Was English jurist, Sir William Blackstone, correct when he said it is, “…better that ten guilty persons escape than that one innocent suffer?”
How reliable are the types of evidence used when supporting a legal argument?
How does one formulate and support an argument with evidence?
Why are people wrongfully convicted? Who is wrongfully convicted? Why is it difficult to exonerate the wrongfully convicted?
Is the U.S. criminal justice system just?
In the United States, we live in a society governed by laws. When an individual breaks those laws the criminal justice system steps in to investigate the crime and potentially prosecute the individual who committed the crime. But sometimes, people who get convicted of crimes claim they are innocent. When they need legal counsel to navigate the justice system after being imprisoned, convicted persons contact The Innocence Project, a non-profit organization that advocates on behalf of persons who do not have the resources to pursue long, expensive court battles to prove innocence. HTHCV XONR8 is a projects that allows students to explore this system and learn about its strengths, weaknesses, and the scope of its power. The content focus of this project is the history and process of law.
For this project, we are extremely lucky to partner with the California Innocence Project in addition to many other professionals working within the justice system in our community:
- Instructors from the Southwestern College Police Academy
- The San Diego District Attorney’s Office
- Chula Vista Police Department – Forensics
- North County Public Defender’s Office
- The American Civil Liberties Union
- Judges, attorneys, and law enforcement from a variety of departments
- Individuals who have been exonerated after wrongful conviction
- Part I —Legal Arguments – we will work with the CIP who will assign students actual applications from currently incarcerated inmates who are claiming they have been wrongfully convicted. In groups, students will examine their individual cases and write up a case memo recommending whether or not CIP should take on the case. They will then present their argument to a panel of CIP staff members and law students at the California Western School of Law (CWSL) in downtown San Diego.
- Dates: September 5 – November 1
- Deliverable: Case Memo & Legal Presentation
- Exhibition: November 1 at the CWSL (tentative, awaiting confirmation)
- Part II – Stories of the Justice System – students will interview an individual of their choice connected to the justice system.
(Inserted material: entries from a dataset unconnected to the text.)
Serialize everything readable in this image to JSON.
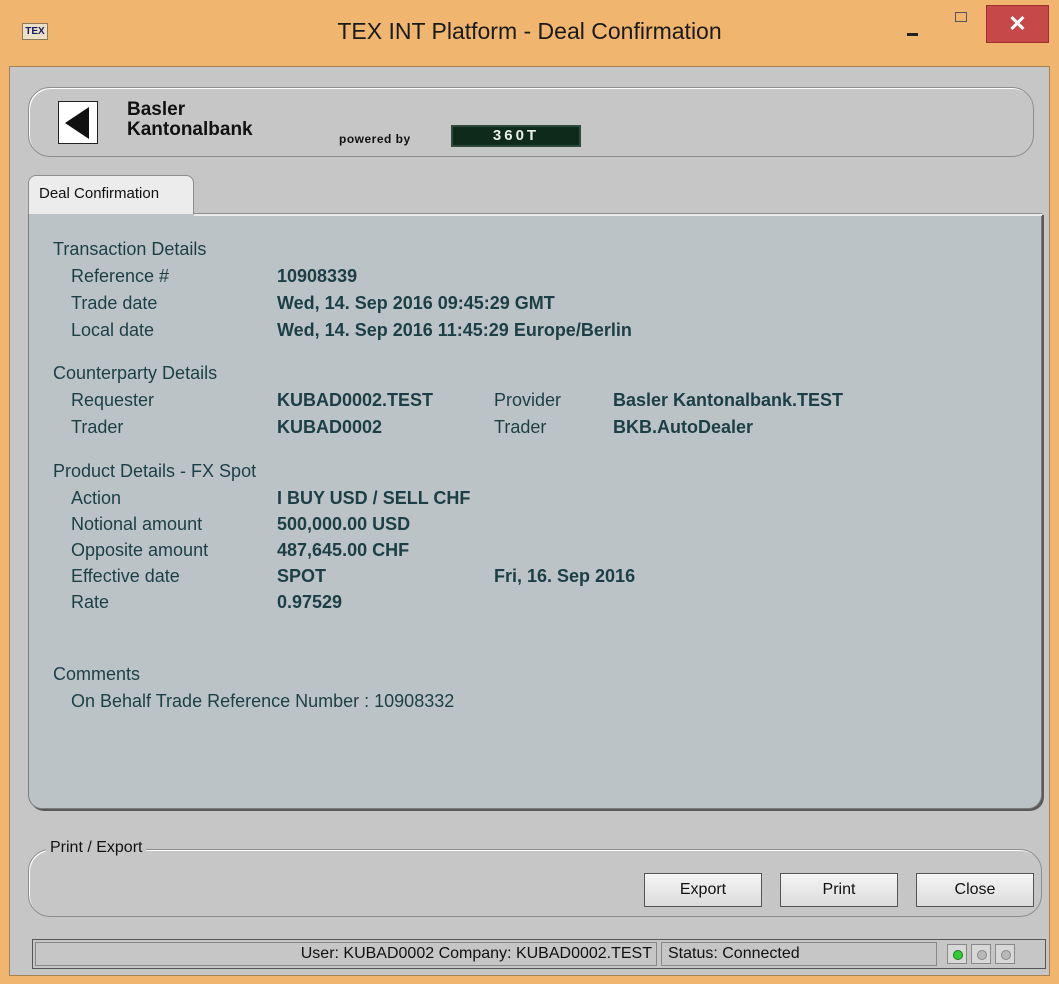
{
  "window": {
    "app_icon": "TEX",
    "title": "TEX INT Platform - Deal Confirmation",
    "close_glyph": "✕"
  },
  "header": {
    "bank_name_line1": "Basler",
    "bank_name_line2": "Kantonalbank",
    "powered_by": "powered by",
    "provider_logo": "360T"
  },
  "tabs": [
    {
      "label": "Deal Confirmation",
      "active": true
    }
  ],
  "transaction": {
    "title": "Transaction Details",
    "reference_label": "Reference #",
    "reference_value": "10908339",
    "trade_date_label": "Trade date",
    "trade_date_value": "Wed, 14. Sep 2016 09:45:29 GMT",
    "local_date_label": "Local date",
    "local_date_value": "Wed, 14. Sep 2016 11:45:29 Europe/Berlin"
  },
  "counterparty": {
    "title": "Counterparty Details",
    "requester_label": "Requester",
    "requester_value": "KUBAD0002.TEST",
    "trader_label": "Trader",
    "trader_value": "KUBAD0002",
    "provider_label": "Provider",
    "provider_value": "Basler Kantonalbank.TEST",
    "provider_trader_label": "Trader",
    "provider_trader_value": "BKB.AutoDealer"
  },
  "product": {
    "title": "Product Details - FX Spot",
    "action_label": "Action",
    "action_value": "I BUY USD / SELL CHF",
    "notional_label": "Notional amount",
    "notional_value": "500,000.00 USD",
    "opposite_label": "Opposite amount",
    "opposite_value": "487,645.00 CHF",
    "effective_label": "Effective date",
    "effective_value": "SPOT",
    "effective_date": "Fri, 16. Sep 2016",
    "rate_label": "Rate",
    "rate_value": "0.97529"
  },
  "comments": {
    "title": "Comments",
    "text": "On Behalf Trade Reference Number : 10908332"
  },
  "print_export": {
    "legend": "Print / Export",
    "export_label": "Export",
    "print_label": "Print",
    "close_label": "Close"
  },
  "status_bar": {
    "user_text": "User: KUBAD0002 Company: KUBAD0002.TEST",
    "status_text": "Status:  Connected",
    "leds": [
      "on",
      "off",
      "off"
    ]
  },
  "colors": {
    "frame": "#f0b56e",
    "panel": "#c6c6c6",
    "tab_body": "#bcc3c6",
    "text_teal": "#1c3f46",
    "close_button": "#c74848",
    "led_on": "#33cc33"
  }
}
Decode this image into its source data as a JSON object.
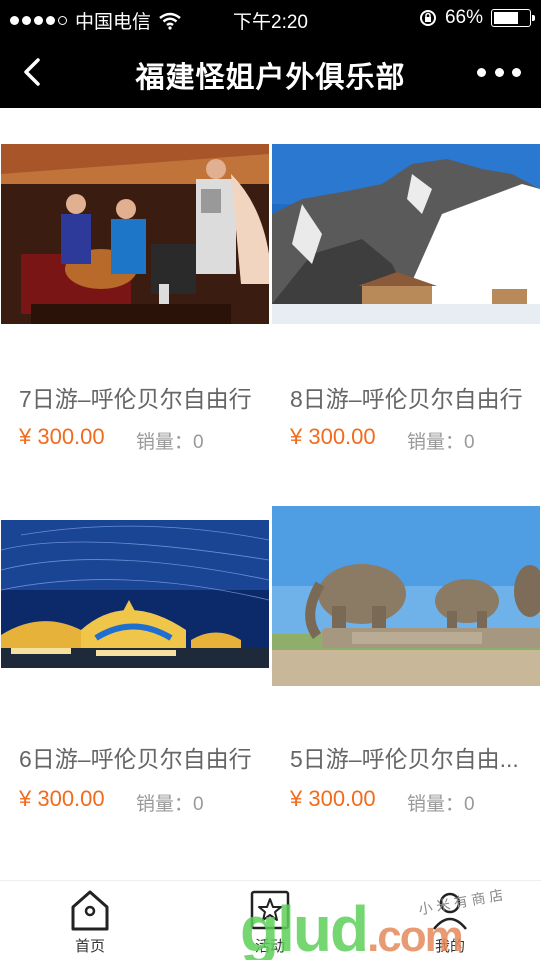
{
  "status": {
    "carrier": "中国电信",
    "time": "下午2:20",
    "battery": "66%",
    "battery_level": 0.66
  },
  "nav": {
    "title": "福建怪姐户外俱乐部"
  },
  "products": [
    {
      "name": "7日游–呼伦贝尔自由行",
      "price": "¥ 300.00",
      "sales": "销量：0",
      "image": "yurt-banquet"
    },
    {
      "name": "8日游–呼伦贝尔自由行",
      "price": "¥ 300.00",
      "sales": "销量：0",
      "image": "snowy-rocks"
    },
    {
      "name": "6日游–呼伦贝尔自由行",
      "price": "¥ 300.00",
      "sales": "销量：0",
      "image": "night-yurts"
    },
    {
      "name": "5日游–呼伦贝尔自由...",
      "price": "¥ 300.00",
      "sales": "销量：0",
      "image": "elephant-statues"
    }
  ],
  "tabs": [
    {
      "label": "首页",
      "icon": "home-icon"
    },
    {
      "label": "活动",
      "icon": "star-icon"
    },
    {
      "label": "我的",
      "icon": "user-icon"
    }
  ],
  "watermark": {
    "main": "glud",
    "suffix": ".com",
    "sub": "小 米 有 商 店"
  },
  "colors": {
    "price": "#f26b1d",
    "header": "#000000"
  }
}
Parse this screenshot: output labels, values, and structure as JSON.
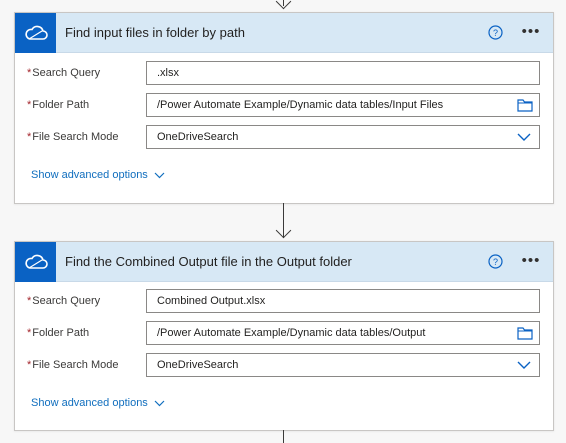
{
  "cards": [
    {
      "title": "Find input files in folder by path",
      "fields": {
        "search_query": {
          "label": "Search Query",
          "value": ".xlsx"
        },
        "folder_path": {
          "label": "Folder Path",
          "value": "/Power Automate Example/Dynamic data tables/Input Files"
        },
        "file_search_mode": {
          "label": "File Search Mode",
          "value": "OneDriveSearch"
        }
      },
      "advanced_label": "Show advanced options"
    },
    {
      "title": "Find the Combined Output file in the Output folder",
      "fields": {
        "search_query": {
          "label": "Search Query",
          "value": "Combined Output.xlsx"
        },
        "folder_path": {
          "label": "Folder Path",
          "value": "/Power Automate Example/Dynamic data tables/Output"
        },
        "file_search_mode": {
          "label": "File Search Mode",
          "value": "OneDriveSearch"
        }
      },
      "advanced_label": "Show advanced options"
    }
  ],
  "required_marker": "*",
  "colors": {
    "connector_blue": "#0a62c4",
    "header_bg": "#d7e8f5",
    "link_blue": "#106ebe",
    "required_red": "#a4262c"
  },
  "icons": {
    "connector": "onedrive-cloud-icon",
    "help": "help-icon",
    "more": "more-options-icon",
    "folder": "folder-icon",
    "dropdown": "chevron-down-icon"
  }
}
Students will tell the individual’s story through a short vignette that will be displayed alongside a photograph of the interview subject (and/or a photograph of the work they do, the organization they work for, etc.). Students will exhibit their work at HTHCV in December that will include student panels, exonerees, staff of the CIP, as well as interview subjects to share their work with the community.
- Dates: November 2 – December 7
- Deliverable: Interview, vignette, photograph
- Exhibition: December 7 at HTHCV (tentative on date of all-school exhibition)